graffiti, Yakutsk, May 2011
The first order of business in this post is to note the retirement of my other blog; I suppose it could be assumed since nothing has appeared on it in nearly a year that it had faded away, but I am making this more purposeful. I thought about posting on it more when I returned to Scotland in January, re-titling it 'back among the heather' or something like that, but decided not to, for a few reasons.
flooding on the meadow, Yakutsk, May 2011
One of the most difficult things about doing fieldwork for me was feeling like I was never fully present there; I felt divided between home and Yakutsk mentally and emotionally, and perhaps on a mental level, connected to Aberdeen as well as it was where my supervisors were located. Having a separate blog for travelling, for being in places 'not my home' serves to accentuate that kind of divide I feel, and creates unnatural divisions. Here in Aberdeen now I feel profoundly scattered all over the earth, my heart tugging homeward as always, but as I write my dissertation I also feel a deepening of my connections with people and their places in the Sakha Republic, and great nostalgia and wistfulness and longing and all manner of things like that, because--as difficult and uncomfortable as things could get there--I miss it deeply.
climbing the hill at Tabaga at ice-break time, May 2011

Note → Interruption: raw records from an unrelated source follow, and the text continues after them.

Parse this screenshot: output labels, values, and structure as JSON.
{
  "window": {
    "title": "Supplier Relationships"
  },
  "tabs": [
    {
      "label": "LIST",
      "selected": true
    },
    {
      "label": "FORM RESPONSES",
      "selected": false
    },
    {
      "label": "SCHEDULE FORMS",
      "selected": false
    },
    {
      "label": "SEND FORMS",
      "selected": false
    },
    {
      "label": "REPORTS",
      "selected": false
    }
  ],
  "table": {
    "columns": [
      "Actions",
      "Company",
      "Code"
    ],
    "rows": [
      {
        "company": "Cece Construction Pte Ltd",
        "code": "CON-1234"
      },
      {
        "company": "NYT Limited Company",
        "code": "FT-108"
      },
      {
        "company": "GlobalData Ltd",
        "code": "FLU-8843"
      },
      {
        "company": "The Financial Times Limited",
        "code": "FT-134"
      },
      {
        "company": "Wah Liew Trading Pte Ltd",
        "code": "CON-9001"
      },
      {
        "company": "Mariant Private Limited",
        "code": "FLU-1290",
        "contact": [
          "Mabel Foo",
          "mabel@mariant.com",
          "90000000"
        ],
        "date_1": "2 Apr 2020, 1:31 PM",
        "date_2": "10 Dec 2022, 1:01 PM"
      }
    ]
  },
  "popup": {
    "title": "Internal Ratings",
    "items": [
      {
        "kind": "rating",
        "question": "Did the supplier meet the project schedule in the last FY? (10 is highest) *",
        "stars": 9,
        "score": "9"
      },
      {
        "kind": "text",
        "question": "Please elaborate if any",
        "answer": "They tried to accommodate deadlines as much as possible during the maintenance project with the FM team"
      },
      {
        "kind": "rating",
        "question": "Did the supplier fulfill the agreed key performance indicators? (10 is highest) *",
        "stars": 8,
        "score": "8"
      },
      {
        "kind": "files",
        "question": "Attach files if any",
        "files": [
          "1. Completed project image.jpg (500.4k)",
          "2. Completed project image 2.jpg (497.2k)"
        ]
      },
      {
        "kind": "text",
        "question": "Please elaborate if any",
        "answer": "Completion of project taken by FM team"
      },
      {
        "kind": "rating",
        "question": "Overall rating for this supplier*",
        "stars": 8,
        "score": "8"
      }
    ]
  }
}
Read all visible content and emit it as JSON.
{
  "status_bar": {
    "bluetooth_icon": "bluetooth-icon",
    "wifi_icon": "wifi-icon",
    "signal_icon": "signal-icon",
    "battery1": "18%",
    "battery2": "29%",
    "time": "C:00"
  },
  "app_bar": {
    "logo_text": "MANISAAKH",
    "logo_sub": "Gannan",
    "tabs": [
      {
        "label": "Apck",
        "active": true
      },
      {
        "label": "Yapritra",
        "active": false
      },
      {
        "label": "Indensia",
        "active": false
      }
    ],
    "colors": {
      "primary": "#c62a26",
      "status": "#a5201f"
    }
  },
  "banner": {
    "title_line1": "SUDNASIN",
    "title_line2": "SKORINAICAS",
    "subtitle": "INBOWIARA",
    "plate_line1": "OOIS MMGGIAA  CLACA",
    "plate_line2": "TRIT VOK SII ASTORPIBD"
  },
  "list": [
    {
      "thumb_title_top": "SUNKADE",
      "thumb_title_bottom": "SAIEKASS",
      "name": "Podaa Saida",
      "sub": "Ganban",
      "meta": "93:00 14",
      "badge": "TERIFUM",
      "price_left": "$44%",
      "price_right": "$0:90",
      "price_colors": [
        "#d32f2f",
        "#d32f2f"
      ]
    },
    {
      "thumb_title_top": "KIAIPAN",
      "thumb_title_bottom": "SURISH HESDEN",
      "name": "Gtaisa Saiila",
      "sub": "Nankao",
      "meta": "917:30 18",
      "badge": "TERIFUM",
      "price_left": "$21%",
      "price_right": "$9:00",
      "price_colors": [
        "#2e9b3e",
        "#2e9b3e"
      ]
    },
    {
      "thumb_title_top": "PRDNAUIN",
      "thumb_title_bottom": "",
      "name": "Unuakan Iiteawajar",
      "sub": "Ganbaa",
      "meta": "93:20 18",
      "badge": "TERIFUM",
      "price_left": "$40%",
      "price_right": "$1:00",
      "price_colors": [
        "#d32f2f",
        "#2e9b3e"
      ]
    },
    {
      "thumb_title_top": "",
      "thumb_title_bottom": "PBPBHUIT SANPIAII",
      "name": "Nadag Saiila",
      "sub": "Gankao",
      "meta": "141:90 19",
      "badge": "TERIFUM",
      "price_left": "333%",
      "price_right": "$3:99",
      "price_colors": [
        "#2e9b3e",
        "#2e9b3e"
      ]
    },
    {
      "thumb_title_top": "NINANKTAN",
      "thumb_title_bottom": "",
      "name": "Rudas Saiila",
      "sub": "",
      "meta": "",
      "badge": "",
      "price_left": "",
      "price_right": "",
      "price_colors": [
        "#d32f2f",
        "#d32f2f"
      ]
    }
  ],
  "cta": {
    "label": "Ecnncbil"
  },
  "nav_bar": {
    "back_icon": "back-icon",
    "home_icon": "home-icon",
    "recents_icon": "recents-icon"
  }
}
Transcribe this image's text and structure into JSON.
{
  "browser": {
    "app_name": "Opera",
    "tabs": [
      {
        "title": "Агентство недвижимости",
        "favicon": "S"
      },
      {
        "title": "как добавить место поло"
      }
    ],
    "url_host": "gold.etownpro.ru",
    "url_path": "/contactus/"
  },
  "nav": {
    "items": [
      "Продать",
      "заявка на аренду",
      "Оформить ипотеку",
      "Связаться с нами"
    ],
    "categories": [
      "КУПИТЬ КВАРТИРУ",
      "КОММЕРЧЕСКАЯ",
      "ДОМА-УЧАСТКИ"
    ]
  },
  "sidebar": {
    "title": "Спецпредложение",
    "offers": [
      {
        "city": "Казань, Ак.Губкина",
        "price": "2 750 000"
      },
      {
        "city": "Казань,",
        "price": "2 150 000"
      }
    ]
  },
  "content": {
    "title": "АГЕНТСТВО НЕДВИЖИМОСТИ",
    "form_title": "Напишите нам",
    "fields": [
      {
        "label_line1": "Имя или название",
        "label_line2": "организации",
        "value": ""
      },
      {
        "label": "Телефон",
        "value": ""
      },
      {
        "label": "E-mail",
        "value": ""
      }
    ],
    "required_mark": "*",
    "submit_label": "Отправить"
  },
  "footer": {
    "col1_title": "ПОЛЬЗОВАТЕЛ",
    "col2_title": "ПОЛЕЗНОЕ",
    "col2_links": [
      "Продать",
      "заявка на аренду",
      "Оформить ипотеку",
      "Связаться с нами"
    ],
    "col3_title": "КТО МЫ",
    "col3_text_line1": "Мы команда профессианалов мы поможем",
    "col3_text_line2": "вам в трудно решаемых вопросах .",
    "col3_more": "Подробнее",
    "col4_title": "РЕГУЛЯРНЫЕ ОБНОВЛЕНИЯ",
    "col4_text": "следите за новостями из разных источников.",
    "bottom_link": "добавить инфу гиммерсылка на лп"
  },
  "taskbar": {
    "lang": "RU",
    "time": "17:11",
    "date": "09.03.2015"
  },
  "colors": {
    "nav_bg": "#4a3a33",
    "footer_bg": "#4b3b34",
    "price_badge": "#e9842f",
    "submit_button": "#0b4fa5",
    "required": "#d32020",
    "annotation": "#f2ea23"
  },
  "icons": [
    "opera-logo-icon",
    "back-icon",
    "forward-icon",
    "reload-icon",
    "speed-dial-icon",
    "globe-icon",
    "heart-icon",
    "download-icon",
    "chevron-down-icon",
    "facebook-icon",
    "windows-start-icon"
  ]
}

So everything is on this blog now, because conceptually I want to be where I am now. I don't want to 'other' my experiences elsewhere, because they are a part of me as much as my 'home' experiences, even if I understand them differently. I'm not settling anywhere anytime soon, as such is the nature of my work and research. And as much as I have urges to nest (I really enjoy fantasizing about decorating a house where I might live for more than a year at a time, and amassing heavier objects, like nice cooking pots, that I won't need to worry about shipping) I need to remind myself that it won't be happening for awhile. So I will be wherever I am, in this rather mobile life I am currently living.
the first crocuses, Tabaga, May 2011
A few notes on words in here: a sayylyk is the place where many Sakha people still spend the summer, usually in an alaas located a little ways from the winter village. An alaas is a clearing in the taiga where a lake once was, now filled with grasses and vegetation for grazing animals. Abaahy are evil demons, sometimes made of stone and iron, like the trees in the Lower World. The khoton is the traditional style of cow barn, a low hut attached to the winter house. Granny (Emeekhsin) Taal-Taal is a character in Sakha stories -- this refers to the one where she falls and her dress freezes to the ice, and she asks various beings who is the strongest and will help her up. Ohuokhai is the Sakha circle dance meant to mimic the movement of the sun, and features improvised call-response singing.
* * *
city of dust (draft)
this is not a city, some say, just
a scattering haphazard: the river’s
constant exhale of flotsam,
the washing of the tide—
grandmother lena tosses soviet building-blocks
like square skipping stones from dress pockets,
half-collapsed houses overturning like the hulls
of old cossack ships.
i was born in the sayylyk, says the old woman,
when they were haying. i arrived
with a rattling lark-call, they fed
the spirits of every blade of grass.
it’s the seventh month, and soon
the hoarfrost will hang off the inside-out
buildings, from their piping exo-skeletons
like the fangs of abaahy.
amongst the wheezing breaths
of the bull of winter the cars sputter,
moan like small calves lost in fog, calling
for their mothers, deep in the khoton.
but here i worry here, she says,
if were to slip on the ice,
like granny taal-taal
would the earth even hear my cries?
it’s the blue season, the black season,
the bruised season of the middle world,
the sun a holy mirage, a pale face
peering down the ice-box hole.
then the break-up, a heaving sigh
after a seven-month silence brings
lakes dissolving, and our dear dog-citizens
howl the country into spring.
o poor city! poor toothless baby, came to us already
departed, never left the tree. they ask,
how can we live like this? leave a basket of birchbark,
i’m leaving for the alaas.
the ice floats, the ghosts of abandoned campsites rustle,
polluting the buildings unfinished, the altars of rubble.
we feel the ground panting, trying to shake off pavement,
shed this smothering fur coat.
it’s season of roadlessness, now and the earth
tries to roll us up: send us north with the souls
and melting ice-floes, but yet she persists, this
belligerent city, this tough-grown granny who says
i’ve got a mouth full of gilded teeth
that glint like chapel domes in the cavities
and a voice like the swallows whistling
high round the telephone wires!
just beyond the graveyard, the television station
lifts its antennae like larches to heaven
and on spring nights the village students,
coatless and laughing
blossom into the lengthening light.
in my courtyard they dance ohuokhai
with remembered footsteps, pressing
their pulse through the concrete. they
circle, pull apart, link arms, embrace
and become the movement of the sun
flashing between buildings, white-night chill
and the dust of summer.
here, now, there is still the earth
listening beneath them, singing yes
we dwell in this place.